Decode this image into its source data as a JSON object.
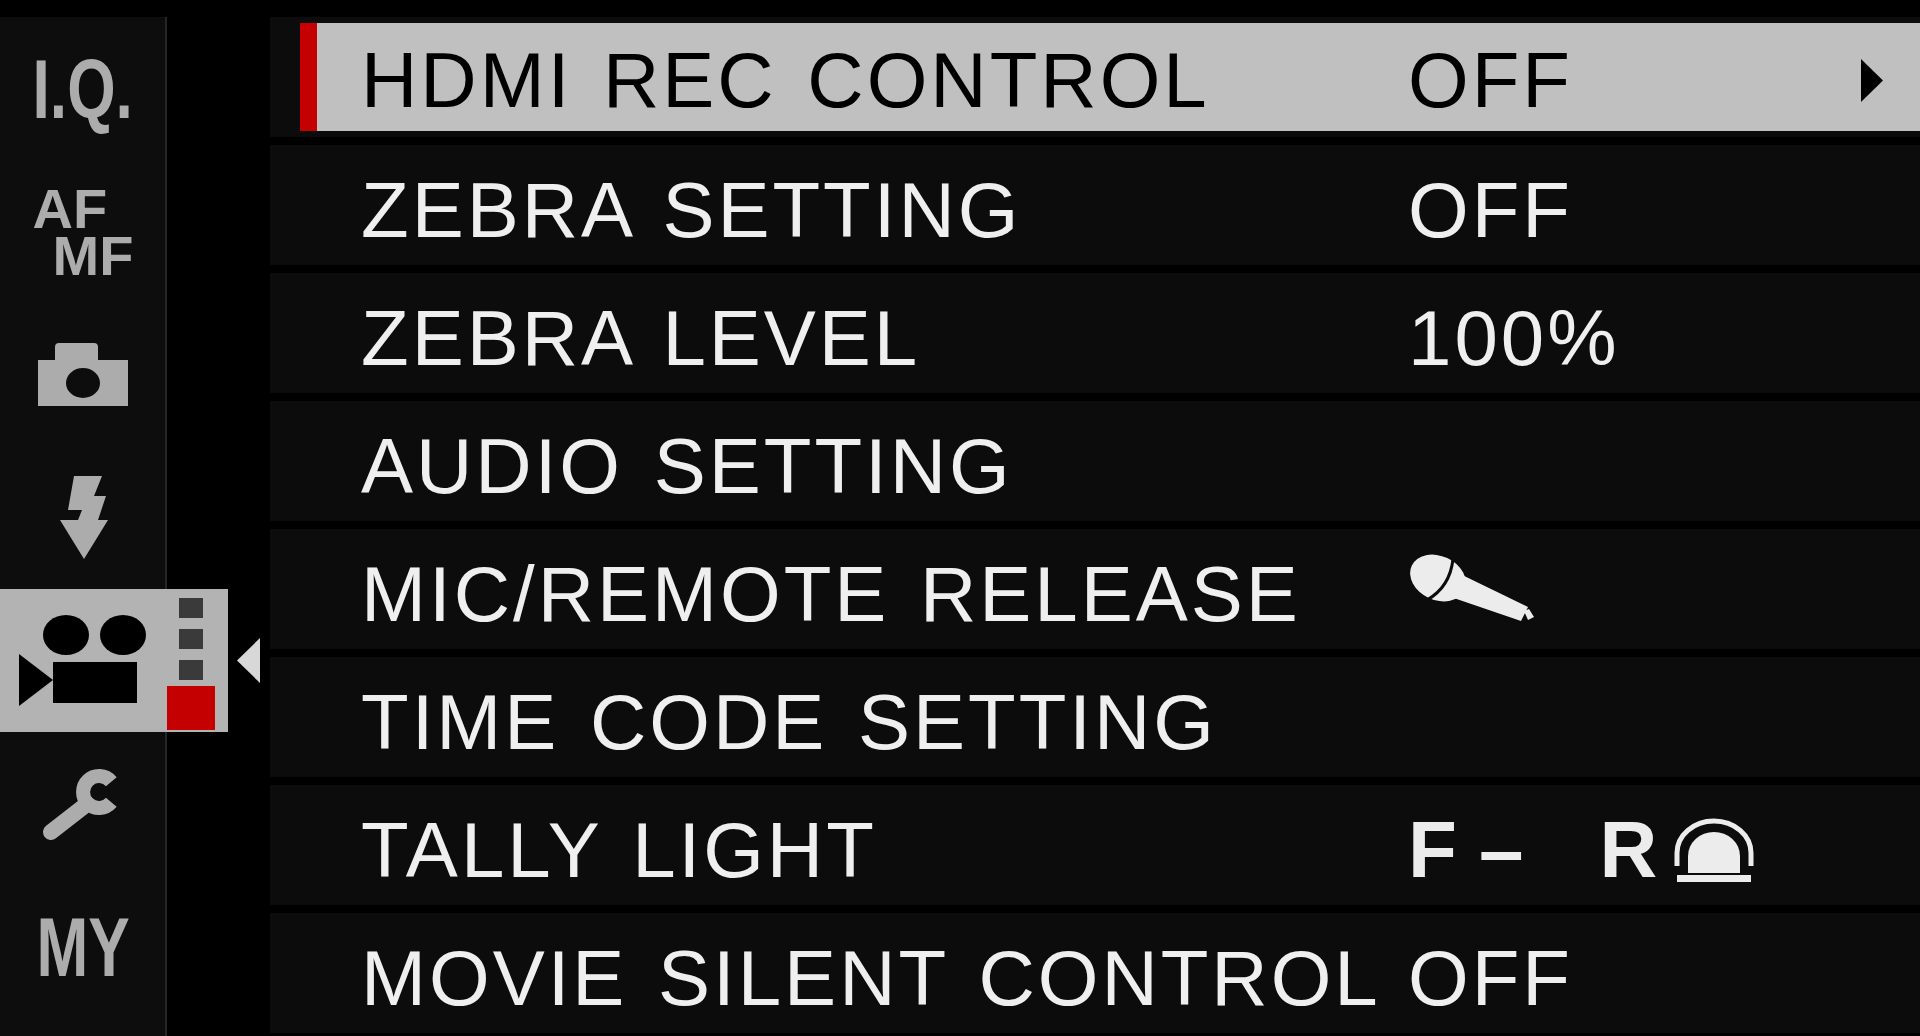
{
  "sidebar": {
    "items": [
      {
        "kind": "text",
        "label": "I.Q.",
        "selected": false
      },
      {
        "kind": "stacked",
        "lines": [
          "AF",
          "MF"
        ],
        "selected": false
      },
      {
        "kind": "camera",
        "selected": false
      },
      {
        "kind": "flash",
        "selected": false
      },
      {
        "kind": "movie",
        "selected": true
      },
      {
        "kind": "wrench",
        "selected": false
      },
      {
        "kind": "text",
        "label": "MY",
        "selected": false
      }
    ],
    "pages": [
      {
        "selected": false
      },
      {
        "selected": false
      },
      {
        "selected": false
      },
      {
        "selected": true
      }
    ]
  },
  "menu": {
    "rows": [
      {
        "label": "HDMI REC CONTROL",
        "selected": true,
        "kind": "text",
        "value": "OFF"
      },
      {
        "label": "ZEBRA SETTING",
        "selected": false,
        "kind": "text",
        "value": "OFF"
      },
      {
        "label": "ZEBRA LEVEL",
        "selected": false,
        "kind": "text",
        "value": "100%"
      },
      {
        "label": "AUDIO SETTING",
        "selected": false,
        "kind": "none"
      },
      {
        "label": "MIC/REMOTE RELEASE",
        "selected": false,
        "kind": "mic"
      },
      {
        "label": "TIME CODE SETTING",
        "selected": false,
        "kind": "none"
      },
      {
        "label": "TALLY LIGHT",
        "selected": false,
        "kind": "tally",
        "front": "F –",
        "rear": "R"
      },
      {
        "label": "MOVIE SILENT CONTROL",
        "selected": false,
        "kind": "text",
        "value": "OFF"
      }
    ]
  }
}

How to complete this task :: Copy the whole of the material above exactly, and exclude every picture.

Worked solution ::
Decode this image into its source data as a JSON object.
{
  "sidebar": {
    "items": [
      {
        "kind": "text",
        "label": "I.Q.",
        "selected": false
      },
      {
        "kind": "stacked",
        "lines": [
          "AF",
          "MF"
        ],
        "selected": false
      },
      {
        "kind": "camera",
        "selected": false
      },
      {
        "kind": "flash",
        "selected": false
      },
      {
        "kind": "movie",
        "selected": true
      },
      {
        "kind": "wrench",
        "selected": false
      },
      {
        "kind": "text",
        "label": "MY",
        "selected": false
      }
    ],
    "pages": [
      {
        "selected": false
      },
      {
        "selected": false
      },
      {
        "selected": false
      },
      {
        "selected": true
      }
    ]
  },
  "menu": {
    "rows": [
      {
        "label": "HDMI REC CONTROL",
        "selected": true,
        "kind": "text",
        "value": "OFF"
      },
      {
        "label": "ZEBRA SETTING",
        "selected": false,
        "kind": "text",
        "value": "OFF"
      },
      {
        "label": "ZEBRA LEVEL",
        "selected": false,
        "kind": "text",
        "value": "100%"
      },
      {
        "label": "AUDIO SETTING",
        "selected": false,
        "kind": "none"
      },
      {
        "label": "MIC/REMOTE RELEASE",
        "selected": false,
        "kind": "mic"
      },
      {
        "label": "TIME CODE SETTING",
        "selected": false,
        "kind": "none"
      },
      {
        "label": "TALLY LIGHT",
        "selected": false,
        "kind": "tally",
        "front": "F –",
        "rear": "R"
      },
      {
        "label": "MOVIE SILENT CONTROL",
        "selected": false,
        "kind": "text",
        "value": "OFF"
      }
    ]
  }
}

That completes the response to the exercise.